(Description of the task): Please copy out the lines in the entries that contain "icon".

(Recorded data):

....

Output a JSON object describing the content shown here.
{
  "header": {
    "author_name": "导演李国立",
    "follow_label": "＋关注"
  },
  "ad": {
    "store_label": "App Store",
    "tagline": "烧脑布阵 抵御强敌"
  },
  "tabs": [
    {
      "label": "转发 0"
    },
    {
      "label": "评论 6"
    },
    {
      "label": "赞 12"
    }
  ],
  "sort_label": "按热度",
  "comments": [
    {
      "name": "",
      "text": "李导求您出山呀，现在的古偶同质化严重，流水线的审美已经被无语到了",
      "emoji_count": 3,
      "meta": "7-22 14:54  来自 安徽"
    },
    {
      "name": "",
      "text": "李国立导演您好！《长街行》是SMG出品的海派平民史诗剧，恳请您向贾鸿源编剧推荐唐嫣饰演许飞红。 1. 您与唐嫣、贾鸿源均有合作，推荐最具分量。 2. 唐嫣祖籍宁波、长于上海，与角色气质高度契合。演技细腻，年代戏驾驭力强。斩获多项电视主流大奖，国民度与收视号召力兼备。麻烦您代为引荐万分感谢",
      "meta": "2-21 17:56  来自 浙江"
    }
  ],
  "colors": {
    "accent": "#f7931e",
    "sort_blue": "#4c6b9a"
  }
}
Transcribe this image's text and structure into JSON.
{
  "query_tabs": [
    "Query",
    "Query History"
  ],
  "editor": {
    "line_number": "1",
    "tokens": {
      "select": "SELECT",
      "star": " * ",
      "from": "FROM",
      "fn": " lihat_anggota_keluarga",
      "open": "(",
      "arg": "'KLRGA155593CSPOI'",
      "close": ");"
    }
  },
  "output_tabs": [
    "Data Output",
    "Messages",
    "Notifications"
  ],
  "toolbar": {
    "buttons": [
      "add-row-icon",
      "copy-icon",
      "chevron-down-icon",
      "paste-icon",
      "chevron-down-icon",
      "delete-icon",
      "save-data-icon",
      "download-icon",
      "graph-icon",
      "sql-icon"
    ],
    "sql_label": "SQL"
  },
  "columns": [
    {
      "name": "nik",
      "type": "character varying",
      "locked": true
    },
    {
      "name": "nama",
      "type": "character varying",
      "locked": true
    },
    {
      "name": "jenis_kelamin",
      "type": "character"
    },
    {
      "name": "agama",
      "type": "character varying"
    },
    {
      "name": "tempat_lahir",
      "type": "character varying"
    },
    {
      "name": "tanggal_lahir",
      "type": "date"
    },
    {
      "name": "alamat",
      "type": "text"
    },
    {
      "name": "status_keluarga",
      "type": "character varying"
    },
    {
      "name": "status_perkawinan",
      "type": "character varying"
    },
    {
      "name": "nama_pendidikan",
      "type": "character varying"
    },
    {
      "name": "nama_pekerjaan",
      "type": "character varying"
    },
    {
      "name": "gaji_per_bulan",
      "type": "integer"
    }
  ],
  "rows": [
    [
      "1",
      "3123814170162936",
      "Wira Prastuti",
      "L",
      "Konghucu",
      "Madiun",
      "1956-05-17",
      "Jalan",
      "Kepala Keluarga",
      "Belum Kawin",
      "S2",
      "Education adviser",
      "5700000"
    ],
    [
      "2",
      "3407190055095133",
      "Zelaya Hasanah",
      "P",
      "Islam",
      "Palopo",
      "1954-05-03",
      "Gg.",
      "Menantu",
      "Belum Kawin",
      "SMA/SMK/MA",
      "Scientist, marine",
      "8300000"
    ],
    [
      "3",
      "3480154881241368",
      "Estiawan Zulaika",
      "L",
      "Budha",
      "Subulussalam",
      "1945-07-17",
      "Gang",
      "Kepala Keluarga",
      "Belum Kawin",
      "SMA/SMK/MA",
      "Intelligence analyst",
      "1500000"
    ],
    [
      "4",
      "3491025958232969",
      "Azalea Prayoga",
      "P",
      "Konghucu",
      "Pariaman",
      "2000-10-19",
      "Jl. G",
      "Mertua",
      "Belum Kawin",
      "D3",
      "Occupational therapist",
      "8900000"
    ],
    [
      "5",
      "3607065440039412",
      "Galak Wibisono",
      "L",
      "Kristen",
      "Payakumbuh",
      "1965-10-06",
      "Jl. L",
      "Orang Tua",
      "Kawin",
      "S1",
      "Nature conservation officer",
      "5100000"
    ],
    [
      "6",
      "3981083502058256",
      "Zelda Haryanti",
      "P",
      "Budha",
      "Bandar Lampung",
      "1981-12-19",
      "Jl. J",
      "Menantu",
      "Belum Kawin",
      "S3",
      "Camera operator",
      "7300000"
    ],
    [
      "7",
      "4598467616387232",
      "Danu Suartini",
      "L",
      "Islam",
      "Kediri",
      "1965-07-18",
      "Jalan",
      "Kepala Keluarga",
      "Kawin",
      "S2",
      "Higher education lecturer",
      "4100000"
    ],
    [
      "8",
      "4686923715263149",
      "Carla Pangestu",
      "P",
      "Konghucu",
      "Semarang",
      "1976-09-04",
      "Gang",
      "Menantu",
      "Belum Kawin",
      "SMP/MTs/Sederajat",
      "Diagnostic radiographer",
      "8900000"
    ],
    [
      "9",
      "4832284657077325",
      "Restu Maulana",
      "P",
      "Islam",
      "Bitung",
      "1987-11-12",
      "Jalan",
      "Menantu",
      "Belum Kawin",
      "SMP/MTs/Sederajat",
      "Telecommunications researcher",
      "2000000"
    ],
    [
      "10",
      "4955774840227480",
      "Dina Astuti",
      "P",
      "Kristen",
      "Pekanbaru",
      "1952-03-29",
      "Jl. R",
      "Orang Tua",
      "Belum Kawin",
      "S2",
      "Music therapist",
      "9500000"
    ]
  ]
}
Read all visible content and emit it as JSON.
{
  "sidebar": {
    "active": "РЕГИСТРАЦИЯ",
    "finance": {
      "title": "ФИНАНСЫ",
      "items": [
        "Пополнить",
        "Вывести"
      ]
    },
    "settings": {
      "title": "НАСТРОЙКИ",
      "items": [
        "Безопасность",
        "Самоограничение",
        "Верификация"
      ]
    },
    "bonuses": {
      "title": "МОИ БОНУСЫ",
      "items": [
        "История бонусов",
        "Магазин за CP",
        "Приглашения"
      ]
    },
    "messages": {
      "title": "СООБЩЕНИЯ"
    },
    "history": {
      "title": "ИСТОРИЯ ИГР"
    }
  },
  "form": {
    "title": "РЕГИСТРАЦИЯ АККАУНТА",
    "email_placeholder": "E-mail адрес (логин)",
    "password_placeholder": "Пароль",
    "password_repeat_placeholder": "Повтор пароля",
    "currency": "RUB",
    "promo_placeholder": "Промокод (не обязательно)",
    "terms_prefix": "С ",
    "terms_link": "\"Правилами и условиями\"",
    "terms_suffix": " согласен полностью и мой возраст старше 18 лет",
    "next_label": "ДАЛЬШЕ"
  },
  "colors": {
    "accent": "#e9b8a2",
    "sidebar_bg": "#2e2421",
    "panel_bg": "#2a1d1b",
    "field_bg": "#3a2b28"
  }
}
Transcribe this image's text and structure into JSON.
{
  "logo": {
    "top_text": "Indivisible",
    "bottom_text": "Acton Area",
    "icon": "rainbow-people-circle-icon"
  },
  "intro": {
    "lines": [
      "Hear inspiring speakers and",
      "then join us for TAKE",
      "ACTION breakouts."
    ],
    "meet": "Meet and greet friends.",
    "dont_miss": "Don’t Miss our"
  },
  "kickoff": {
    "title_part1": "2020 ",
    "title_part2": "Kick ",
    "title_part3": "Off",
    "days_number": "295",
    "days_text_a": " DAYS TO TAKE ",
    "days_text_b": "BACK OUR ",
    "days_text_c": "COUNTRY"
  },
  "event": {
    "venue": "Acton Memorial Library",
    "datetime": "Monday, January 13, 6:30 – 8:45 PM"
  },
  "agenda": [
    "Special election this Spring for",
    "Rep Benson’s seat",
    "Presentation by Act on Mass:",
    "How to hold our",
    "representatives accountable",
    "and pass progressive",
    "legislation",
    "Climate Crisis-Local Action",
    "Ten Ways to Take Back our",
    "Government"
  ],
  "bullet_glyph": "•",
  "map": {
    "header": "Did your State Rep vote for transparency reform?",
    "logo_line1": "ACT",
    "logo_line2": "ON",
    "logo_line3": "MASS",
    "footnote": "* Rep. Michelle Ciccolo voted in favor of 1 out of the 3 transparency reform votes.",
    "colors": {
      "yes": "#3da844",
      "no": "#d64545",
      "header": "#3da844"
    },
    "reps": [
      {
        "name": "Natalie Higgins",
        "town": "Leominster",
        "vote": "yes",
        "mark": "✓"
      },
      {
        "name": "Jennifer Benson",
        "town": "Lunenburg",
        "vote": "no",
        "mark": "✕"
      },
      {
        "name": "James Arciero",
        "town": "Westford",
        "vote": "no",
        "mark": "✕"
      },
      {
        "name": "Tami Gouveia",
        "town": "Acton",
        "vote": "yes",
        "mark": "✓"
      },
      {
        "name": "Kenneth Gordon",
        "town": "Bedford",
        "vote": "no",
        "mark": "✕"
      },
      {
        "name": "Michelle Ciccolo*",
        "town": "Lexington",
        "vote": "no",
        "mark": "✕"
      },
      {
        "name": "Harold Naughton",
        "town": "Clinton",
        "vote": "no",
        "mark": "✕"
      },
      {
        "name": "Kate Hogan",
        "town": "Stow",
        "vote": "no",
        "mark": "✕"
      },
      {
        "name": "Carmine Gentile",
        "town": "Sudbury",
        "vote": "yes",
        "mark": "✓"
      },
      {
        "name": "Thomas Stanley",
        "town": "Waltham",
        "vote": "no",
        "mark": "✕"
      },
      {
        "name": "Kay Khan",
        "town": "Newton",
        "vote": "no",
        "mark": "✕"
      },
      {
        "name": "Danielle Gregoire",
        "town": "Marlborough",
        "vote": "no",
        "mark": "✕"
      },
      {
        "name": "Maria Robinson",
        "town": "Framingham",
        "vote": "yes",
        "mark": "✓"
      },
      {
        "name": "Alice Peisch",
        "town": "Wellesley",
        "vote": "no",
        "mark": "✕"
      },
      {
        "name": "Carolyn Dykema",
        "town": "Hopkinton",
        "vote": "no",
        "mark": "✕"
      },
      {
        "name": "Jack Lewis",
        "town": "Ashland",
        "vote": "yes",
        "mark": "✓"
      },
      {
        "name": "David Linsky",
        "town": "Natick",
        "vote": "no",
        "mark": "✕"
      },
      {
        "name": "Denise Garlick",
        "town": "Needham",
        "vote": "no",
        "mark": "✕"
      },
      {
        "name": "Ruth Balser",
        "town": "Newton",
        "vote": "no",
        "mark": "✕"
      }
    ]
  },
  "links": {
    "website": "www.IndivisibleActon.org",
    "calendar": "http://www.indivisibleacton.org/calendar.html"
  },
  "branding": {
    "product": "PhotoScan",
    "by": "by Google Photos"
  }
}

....

(Response area):
      "add-row-icon",
      "copy-icon",
      "chevron-down-icon",
      "paste-icon",
      "chevron-down-icon",
      "delete-icon",
      "save-data-icon",
      "download-icon",
      "graph-icon",
      "sql-icon"
    "icon": "rainbow-people-circle-icon"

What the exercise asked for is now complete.